Paying someone else can be stressful. My employees are all hourly, so I constantly try to give them the hours I promised them so their paycheck comes out how they expected. But some weeks at the office are slow. Maybe orders are down one week, and you don't need them as much. How much will an employee cut into your profits? Their paycheck will definitely be something to consider when pricing your good or service at first, but will having an employee increase your order capacity, increase sales, and make your business more efficient, so you don't have to worry about breaking even? Hiring an employee should improve your business overall. For us, it increased our order capacity and productivity, helping us take more orders and make more money.
Imagine Your Perfect Employee
Do you know who you are looking for, and what they will be doing?
What do you want your new employee to do for you? What skills should they have? When will they work? What are some qualities and traits they should have? Do they need specific education or certifications? Do they need a laptop, vehicle, camera, etc?
Be upfront with what you're looking for on the job posting, and post it in places where you think you would find this person. Do you think they would hangout at Starbucks? Would they find this posting on LinkedIn? Maybe you're looking for an intern, so doing a job posting targeted at college students may be a good route.
Once you have applicants who are interested, narrow it down to those you are wanting to learn more about. DO NOT go into the interview without preset questions and a notepad. This should not be a casual "get to know you" conversation, you want to make your decision based on more than their personality and ability to converse with you over coffee. Create your questions based off of your job posting, and use the same questions for every applicant. Your questions should be situational, about previous experiences in their life to see how they react to real life situations. Make a scoring system (ex- 1 through 5), and after they answer the question, write their score next to the answer and a few notes to help you remember what they said.
Making a Decision
Do a second round of interviews if necessary, but once you have completed the interview process you have to make a decision.

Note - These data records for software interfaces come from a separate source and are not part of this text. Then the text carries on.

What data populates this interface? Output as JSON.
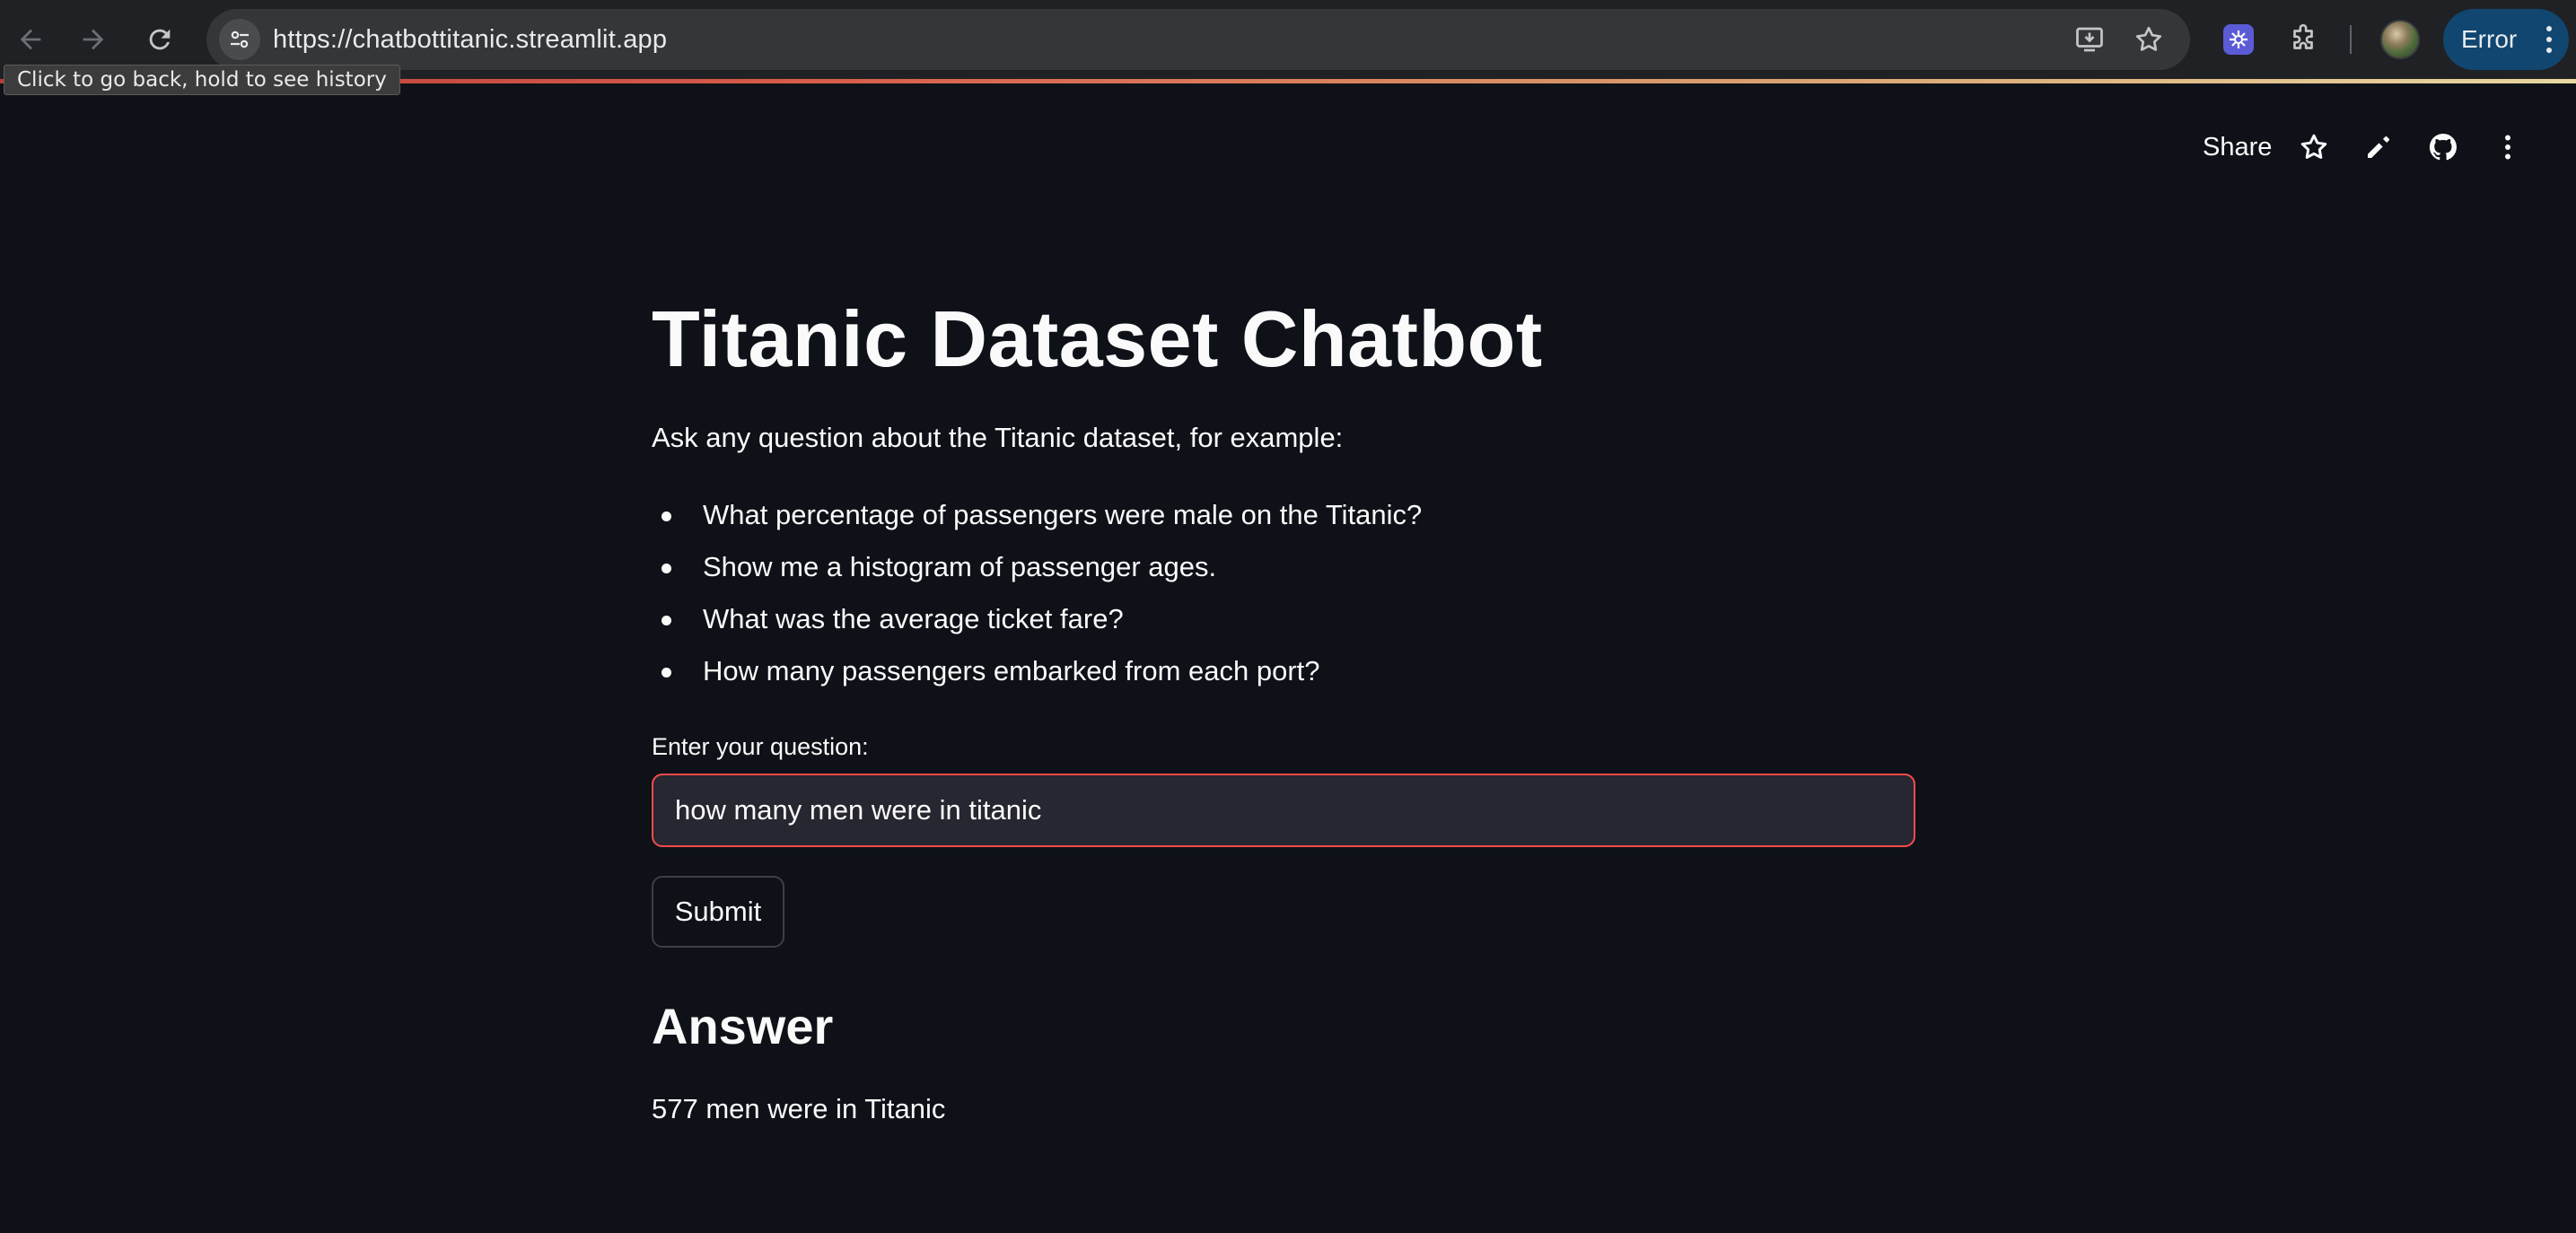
{
  "browser": {
    "url": "https://chatbottitanic.streamlit.app",
    "tooltip": "Click to go back, hold to see history",
    "profile_status": "Error",
    "icons": [
      "back-arrow-icon",
      "forward-arrow-icon",
      "reload-icon",
      "site-settings-icon",
      "install-app-icon",
      "bookmark-star-icon",
      "extension-icon",
      "puzzle-extensions-icon",
      "avatar",
      "kebab-menu-icon"
    ]
  },
  "app_header": {
    "share_label": "Share",
    "icons": [
      "star-icon",
      "edit-pencil-icon",
      "github-icon",
      "kebab-menu-icon"
    ]
  },
  "main": {
    "title": "Titanic Dataset Chatbot",
    "intro": "Ask any question about the Titanic dataset, for example:",
    "examples": [
      "What percentage of passengers were male on the Titanic?",
      "Show me a histogram of passenger ages.",
      "What was the average ticket fare?",
      "How many passengers embarked from each port?"
    ],
    "question_label": "Enter your question:",
    "question_value": "how many men were in titanic",
    "submit_label": "Submit",
    "answer_heading": "Answer",
    "answer_text": "577 men were in Titanic"
  },
  "colors": {
    "background": "#0e1117",
    "input_background": "#262730",
    "input_focus_border": "#ff4b4b",
    "text": "#fafafa",
    "browser_chrome": "#202124",
    "omnibox": "#35363a",
    "error_pill": "#10466f"
  }
}
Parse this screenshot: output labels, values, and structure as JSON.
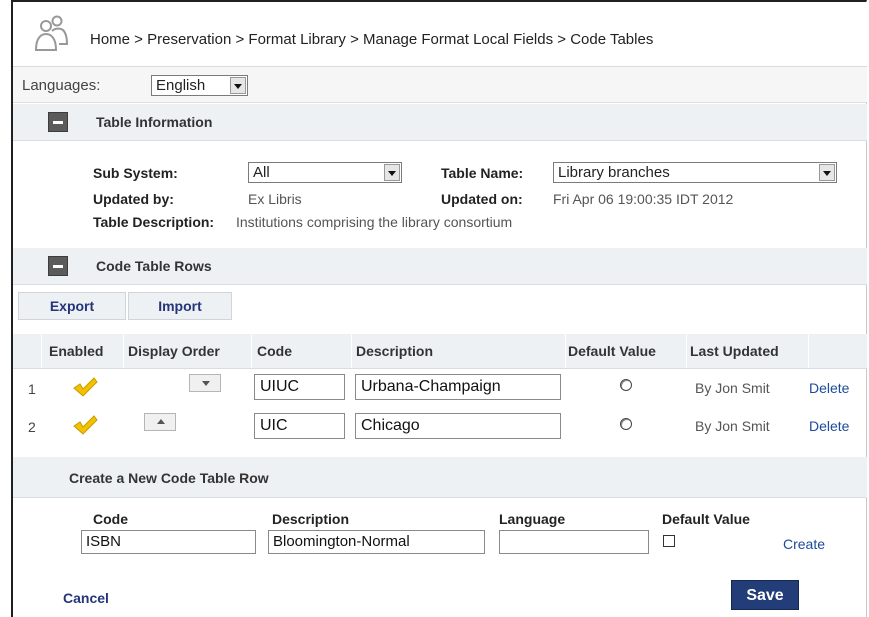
{
  "breadcrumb": "Home > Preservation > Format Library > Manage Format Local Fields > Code Tables",
  "languages": {
    "label": "Languages:",
    "value": "English"
  },
  "table_information": {
    "title": "Table Information",
    "sub_system_label": "Sub System:",
    "sub_system_value": "All",
    "table_name_label": "Table Name:",
    "table_name_value": "Library branches",
    "updated_by_label": "Updated by:",
    "updated_by_value": "Ex Libris",
    "updated_on_label": "Updated on:",
    "updated_on_value": "Fri Apr 06 19:00:35 IDT 2012",
    "description_label": "Table Description:",
    "description_value": "Institutions comprising the library consortium"
  },
  "code_table_rows": {
    "title": "Code Table Rows",
    "export_label": "Export",
    "import_label": "Import",
    "columns": [
      "Enabled",
      "Display Order",
      "Code",
      "Description",
      "Default Value",
      "Last Updated"
    ],
    "rows": [
      {
        "num": "1",
        "code": "UIUC",
        "description": "Urbana-Champaign",
        "last_updated": "By Jon Smit",
        "delete_label": "Delete"
      },
      {
        "num": "2",
        "code": "UIC",
        "description": "Chicago",
        "last_updated": "By Jon Smit",
        "delete_label": "Delete"
      }
    ]
  },
  "create_row": {
    "title": "Create a New Code Table Row",
    "code_label": "Code",
    "code_value": "ISBN",
    "description_label": "Description",
    "description_value": "Bloomington-Normal",
    "language_label": "Language",
    "language_value": "",
    "default_label": "Default Value",
    "create_label": "Create"
  },
  "footer": {
    "cancel_label": "Cancel",
    "save_label": "Save"
  },
  "colors": {
    "accent": "#223d78",
    "link": "#1d4a9a",
    "section_bg": "#eef1f4",
    "check": "#f2c200"
  }
}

I typically bring Nick (my fiancé) to all of the interviews and he helps me make a decision. It's nice to have another opinion and another person at the interview, because they may notice things that you don't. This person should be involved with your business (a mentor, close friend, or business partner), and know the details of who you want to hire.
Compare the scores of your different applicants, then discuss their answers to the questions. I believe in hiring based on character rather than skill. You can train someone to use Excel proficiently, but you can't train someone to be honest. Look for characteristics in your applicant that would be necessary in your business. For me, I look for people who are detail oriented, trustworthy, and genuinely care about making the customer happy. I have certain questions and phrasing in my job posting to attract individuals with these traits, and the questions help me find out if they actually have them.
Do you feel confident trusting your business with any of the applicants based on their interview?
Don't rush into hiring someone. If you didn't find someone you think would be a good fit, go at it again. It may seem like a lot of work, but your business is worth it. Training an employee is costly, and you want to spend that money on the right person.
Yay!! You've chosen your new employee, and hired them. Congratulations! Now comes training. On your employee's first day at work, set some expectations. I give every employee a two week trial period. During these first two weeks, I can usually tell if someone isn't a good fit. For you, this could be longer, maybe even three months! At the end of the trial period, I either let the person go or bring them on as an official employee, or maybe even extend the trial period if I'm unsure. The trial period is also good if you don't know if you actually need the extra help!
I hope you enjoyed this blog post, and I wish you the best in hiring your first employee! Check out our other blog posts for more business tips + ideas.